Looking at the balance sheets of individual corporates, Garcia-Herrero (2015) concludes that the financial position of Indonesian companies is the worst among their ASEAN peers, based on liquidity and solvency indicators. Of the ten worst companies, seven are headquartered in Indonesia and three in Thailand (figure 15). Sector-wise, the energy and capital goods sectors have the weakest fundamentals and are also very exposed to a Chinese slowdown. All in all, Indonesian companies are among the most exposed to a normalisation of US monetary policy: they have relatively large levels of foreign currency denominated debt and the weakest fundamentals.
Dependence on China and commodities
Besides the normalisation of US monetary policy, a second major risk to countries in Asia and the Pacific consists of the rebalancing of the Chinese economy accompanied by sharply lower commodity prices. With growth in China slowing and becoming based more on consumption than on investment, this affects the whole region.Moreover, this process has just started and therefore entails a risk of a hard landing. In particular, the high domestic debt level in China poses a downside risk. Besides China’s direct neighbours, Australia, New Zealand and most South-east Asian economies have become more reliant on China for their (commodity) exports during the past years (see Asia-Pacific: the rise of China in a (geo)politically diverse continent) as China grew into a major commodity importer and consumer.
In the medium term, producers of food and consumer goods (e.g. New Zealand) will likely profit from rising consumption by the Chinese middle class (see Asia-Pacific: agricultural perspectives). For now, however, weak Chinese investment growth could have a further negative effect on commodity prices. We note that Mongolia, Australia and Indonesia, all major hard commodity exporters (metals and fuels), face a decline in commodity receipts, which could increase the burden of debt that these countries and their companies have to bear.
Agenor, P. R., Miller, M., Vines, D., & Weber, A. (2006). The Asian financial crisis: causes, contagion and consequences (Vol. 2). Cambridge University Press.
Asian Development Bank (2015). Corporate debt and the strengthening dollar. In Asian Development Outlook Update 2015 (pp.18-22), Asian Development Bank
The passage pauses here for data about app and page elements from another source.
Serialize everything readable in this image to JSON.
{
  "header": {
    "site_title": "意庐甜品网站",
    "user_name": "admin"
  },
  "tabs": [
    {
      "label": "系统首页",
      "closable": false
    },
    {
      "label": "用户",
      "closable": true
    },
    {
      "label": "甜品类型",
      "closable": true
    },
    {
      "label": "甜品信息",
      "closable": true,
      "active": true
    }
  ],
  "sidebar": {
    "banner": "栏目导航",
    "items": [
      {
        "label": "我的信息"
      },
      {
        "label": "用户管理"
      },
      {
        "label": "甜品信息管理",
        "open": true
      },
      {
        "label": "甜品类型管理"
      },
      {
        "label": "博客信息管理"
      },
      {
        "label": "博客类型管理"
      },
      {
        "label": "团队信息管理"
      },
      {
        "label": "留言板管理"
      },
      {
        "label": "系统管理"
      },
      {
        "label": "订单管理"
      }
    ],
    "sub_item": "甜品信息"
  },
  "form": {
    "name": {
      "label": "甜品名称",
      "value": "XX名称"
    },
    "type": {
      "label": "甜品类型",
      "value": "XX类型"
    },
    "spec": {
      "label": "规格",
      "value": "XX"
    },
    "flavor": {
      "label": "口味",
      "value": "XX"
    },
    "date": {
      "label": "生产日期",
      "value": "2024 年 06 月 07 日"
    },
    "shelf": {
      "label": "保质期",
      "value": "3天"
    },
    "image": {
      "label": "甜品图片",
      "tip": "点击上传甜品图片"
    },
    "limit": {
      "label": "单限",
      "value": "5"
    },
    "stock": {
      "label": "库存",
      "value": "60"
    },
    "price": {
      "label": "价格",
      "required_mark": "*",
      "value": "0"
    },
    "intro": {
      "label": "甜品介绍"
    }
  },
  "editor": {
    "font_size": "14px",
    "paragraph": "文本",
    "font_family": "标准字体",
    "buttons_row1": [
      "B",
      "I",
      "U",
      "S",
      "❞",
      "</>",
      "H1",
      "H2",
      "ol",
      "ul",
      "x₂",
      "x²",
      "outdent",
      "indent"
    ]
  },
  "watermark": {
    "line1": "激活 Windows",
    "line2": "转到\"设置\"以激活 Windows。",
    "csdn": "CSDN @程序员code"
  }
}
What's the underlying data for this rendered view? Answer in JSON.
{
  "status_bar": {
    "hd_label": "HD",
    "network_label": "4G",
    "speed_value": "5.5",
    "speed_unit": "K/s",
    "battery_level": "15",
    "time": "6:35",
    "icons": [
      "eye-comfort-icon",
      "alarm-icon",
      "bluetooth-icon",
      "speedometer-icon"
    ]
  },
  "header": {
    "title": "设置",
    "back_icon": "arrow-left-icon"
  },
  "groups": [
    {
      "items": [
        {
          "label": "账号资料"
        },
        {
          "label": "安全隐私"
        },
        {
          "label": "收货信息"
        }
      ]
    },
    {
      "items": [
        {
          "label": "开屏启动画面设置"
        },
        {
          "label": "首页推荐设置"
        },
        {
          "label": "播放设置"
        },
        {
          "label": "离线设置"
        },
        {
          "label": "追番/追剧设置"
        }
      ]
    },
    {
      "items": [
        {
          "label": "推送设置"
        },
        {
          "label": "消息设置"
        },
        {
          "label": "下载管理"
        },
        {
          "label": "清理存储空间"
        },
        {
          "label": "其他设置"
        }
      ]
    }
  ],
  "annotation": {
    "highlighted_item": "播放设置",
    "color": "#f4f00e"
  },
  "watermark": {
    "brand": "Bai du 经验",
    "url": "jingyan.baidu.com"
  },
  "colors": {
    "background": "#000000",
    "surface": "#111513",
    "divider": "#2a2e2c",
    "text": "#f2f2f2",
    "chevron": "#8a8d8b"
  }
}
Garcia-Herrero, A. (2015). Indebted ASEAN companies will feel Fed’s rate rise. Bruegel Blog, 22 December 2015.
International Monetary Fund (IMF) (Ed.). (2014). Annual Report on Exchange Arrangements and Exchange Restrictions, 2014. International Monetary Fund.
International Monetary Fund (IMF) (2015). Three scenarios for financial stability. In Global Financial Stability Report (Oct 2015). International Monetary Fund.
Krugman, P. (1999). Balance sheets, the transfer problem, and financial crises. In International finance and financial crises (pp. 31-55). Springer Netherlands.